_Problem details_.
Whenever a line in the entries below includes the string "username", count that line. Report the total alone.

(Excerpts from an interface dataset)
----
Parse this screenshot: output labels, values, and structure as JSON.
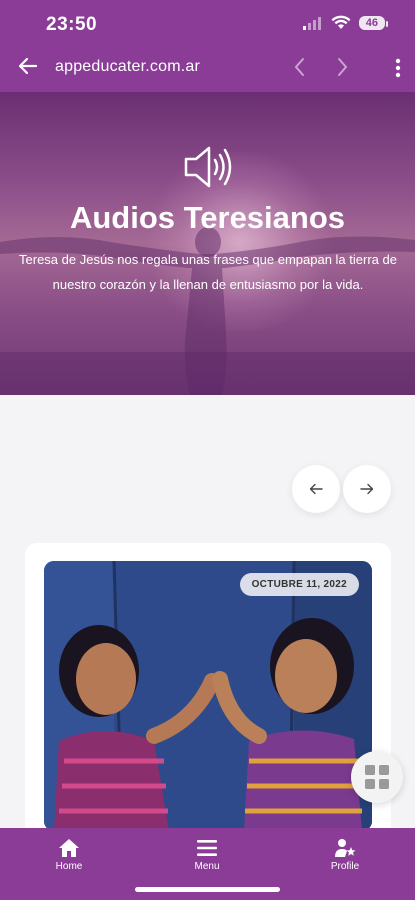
{
  "status_bar": {
    "time": "23:50",
    "battery": "46"
  },
  "browser": {
    "url": "appeducater.com.ar"
  },
  "hero": {
    "title": "Audios Teresianos",
    "description": "Teresa de Jesús nos regala unas frases que empapan la tierra de nuestro corazón y la llenan de entusiasmo por la vida."
  },
  "post": {
    "date": "OCTUBRE 11, 2022"
  },
  "bottom_nav": {
    "home": "Home",
    "menu": "Menu",
    "profile": "Profile"
  },
  "colors": {
    "brand": "#8a3c96",
    "page_bg": "#f4f4f6"
  }
}
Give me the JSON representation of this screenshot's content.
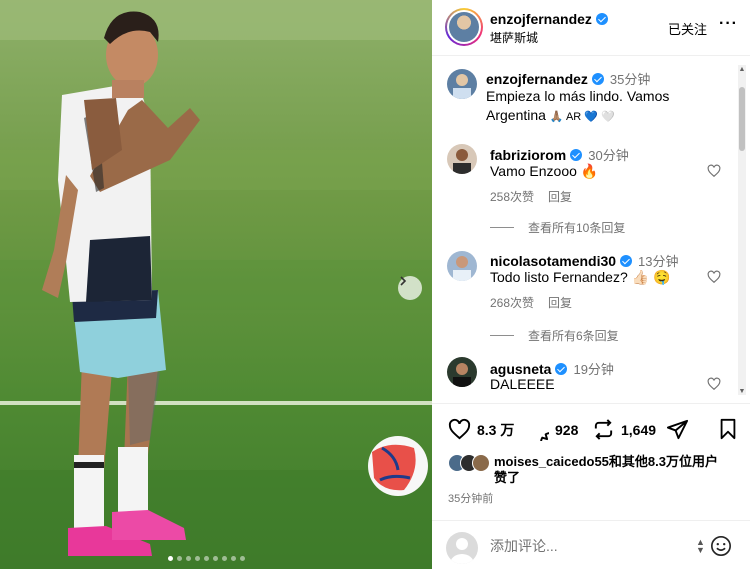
{
  "header": {
    "username": "enzojfernandez",
    "location": "堪萨斯城",
    "follow_label": "已关注",
    "more_label": "···"
  },
  "caption": {
    "username": "enzojfernandez",
    "time": "35分钟",
    "text_line1": "Empieza lo más lindo. Vamos",
    "text_line2_text": "Argentina",
    "text_line2_emoji": "🙏🏽 AR 💙 🤍"
  },
  "comments": [
    {
      "username": "fabriziorom",
      "time": "30分钟",
      "text": "Vamo Enzooo 🔥",
      "likes": "258次赞",
      "reply_label": "回复",
      "view_replies": "查看所有10条回复"
    },
    {
      "username": "nicolasotamendi30",
      "time": "13分钟",
      "text": "Todo listo Fernandez? 👍🏻 🤤",
      "likes": "268次赞",
      "reply_label": "回复",
      "view_replies": "查看所有6条回复"
    },
    {
      "username": "agusneta",
      "time": "19分钟",
      "text": "DALEEEE"
    }
  ],
  "actions": {
    "like_count": "8.3 万",
    "comment_count": "928",
    "repost_count": "1,649"
  },
  "liked_by": {
    "line1": "moises_caicedo55和其他8.3万位用户",
    "line2": "赞了"
  },
  "timestamp": "35分钟前",
  "add_comment": {
    "placeholder": "添加评论..."
  },
  "carousel": {
    "dot_count": 9,
    "active_dot": 1
  },
  "colors": {
    "verified": "#1e90ff",
    "muted_text": "#737373",
    "pitch_green": "#5f8d3a"
  }
}
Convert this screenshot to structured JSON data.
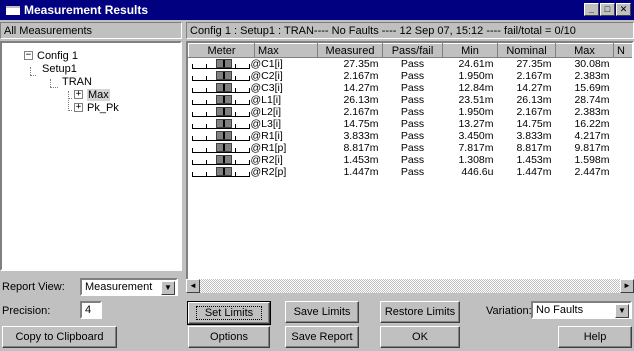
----
_Answer space_.
5